ACL definition details
The ACL examples in this posting are on the method level, but in some cases you want to define roles based on the arguments being passed into the operation. For example, you might need admin rights to uninstall a karaf system bundle, but maybe the manager role is enough to uninstall other bundles. Therefore you can define roles based on arguments passed in to the JMX operation either as literal arguments or using regular expressions. For more information on this, see the original commit message in github:
What MBeans can I use?
If you're writing a rich client or other tool over JMX it can be nice to know in advance whether the current user can invoke certain operations or not. It allows the tool to only show the relevant widgets (buttons, menus etc) if it's actually possible to use the associated MBeans. For this use-case I added an MBean org.apache.karaf:type=security,area=jmx that has a number of canInvoke() operations. It allows you to check whether the currently logged in user can invoke any methods on a given MBean at all or whether it can invoke a certain method. There is also a bulk query operation that lets you check a whole bunch of operations in one go. The nice thing about this approach is that the client doesn't need to know anything about how the roles are mapped by the administrator. It simply checks whether the currently logged in user has the appropriate roles for the operations requested. This means that if the administrator decides to revamp the whole role-mapping on the back-end the client console will automatically adapt: no duplication of information or hard-coded role names needed. For more details about the canInvoke() method see: https://github.com/bosschaert/karaf/blob/f793e70612c47d16a95ef12287514c603613f2c0/management/server/src/main/java/org/apache/karaf/management/JMXSecurityMBean.java
Changing permissions at Runtime

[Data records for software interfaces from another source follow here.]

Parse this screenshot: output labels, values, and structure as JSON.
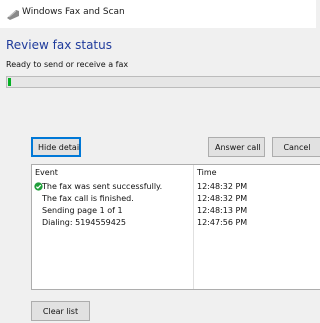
{
  "window": {
    "title": "Windows Fax and Scan",
    "app_icon": "fax-app-icon"
  },
  "heading": "Review fax status",
  "status_text": "Ready to send or receive a fax",
  "progress": {
    "fraction": 0.01,
    "color": "#06b025"
  },
  "buttons": {
    "hide_details": "Hide details",
    "answer_call": "Answer call",
    "cancel": "Cancel",
    "clear_list": "Clear list"
  },
  "events_table": {
    "columns": [
      "Event",
      "Time"
    ],
    "rows": [
      {
        "event": "The fax was sent successfully.",
        "time": "12:48:32 PM",
        "icon": "success-check-icon"
      },
      {
        "event": "The fax call is finished.",
        "time": "12:48:32 PM"
      },
      {
        "event": "Sending page 1 of 1",
        "time": "12:48:13 PM"
      },
      {
        "event": "Dialing: 5194559425",
        "time": "12:47:56 PM"
      }
    ]
  }
}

As with nearly everything in OSGi, the Configuration Admin service is dynamic, which means that you can change the information at runtime. This means that you can change the role mappings while the system is running and even for a user that is logged in. You can add or take away privileges dynamically, for example if a trusted user is all of a sudden causing havoc, you can remove the rights associated with the roles of that user dynamically and stop any further damage instantly.